Jake and I feel strongly about autism and RDI. We know that RDI has changed both our lives. One of the major outcomes of doing RDI is that our students begin to love challenge.
As you know, kids with autism may have a hard time with challenge. Jake was no exception. Jake did not like any type of challenge before beginning RDI. Jake was averse to engaging in anything new, anything different.
I knew instinctively that Jake needed to pursue hobbies and interests, even if he didn’t want to. I remember seeing an article about the New Jersey Dare Devils, a hockey program that ran out of South Mountain Recreation Center for kids with special needs.

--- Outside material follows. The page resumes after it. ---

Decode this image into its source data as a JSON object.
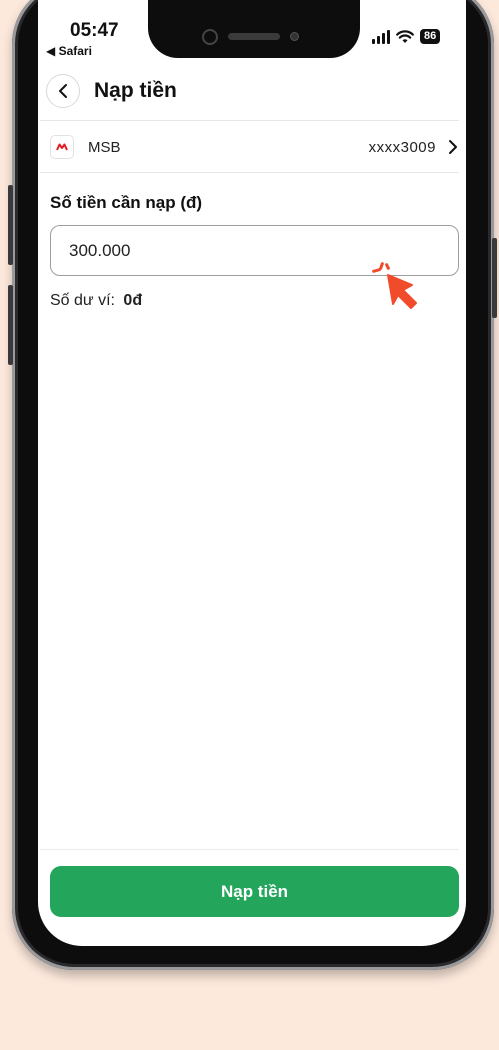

“Wow”, I thought, “that is so amazing.” Jake could learn how to skate, play hockey, and meet other kids. Jake didn’t think it was so amazing. He cried and screamed every time I took him to skate. It was brutal. But I persisted. I did’t know about RDI then, if I had, it probably would have been easier but Jake did eventually learn to skate and enjoyed it!
Now challenges are welcomed. Jake has a sense of competence, he knows how to set goals and work towards them. He also knows that it’s okay not to reach your goal on the first attempt. He learns from his experiences, he makes adjustments when necessary, he manages setbacks. He understands that the most important thing anyone can do is try.
In that spirit, Jake and I are accepting the Gary Vee Challenge of producing 64 pieces of content a day. We both are committed to spreading RDI awareness, so challenge accepted!
Wish us luck!
Below is a video of Jake and a challenge he set for himself last year. As you watch the video notice the mental tools Jake uses with ease to navigate real world challenges. Jake is able to re-enact his experience, he has captured the moment and the feelings he had in the moment. Jake is genuinely proud of himself and that shines through. Encoding the moment is vital to Jake wanting to engage in challenge again in the future. His own sense of happiness and success is what will motivate him. Jake is able to use self talk to dispel his doubts and fears. Finally, he reflects on his past and looks towards to his future goals. These are all skills that can be taught using RDI to help students with autism reach success!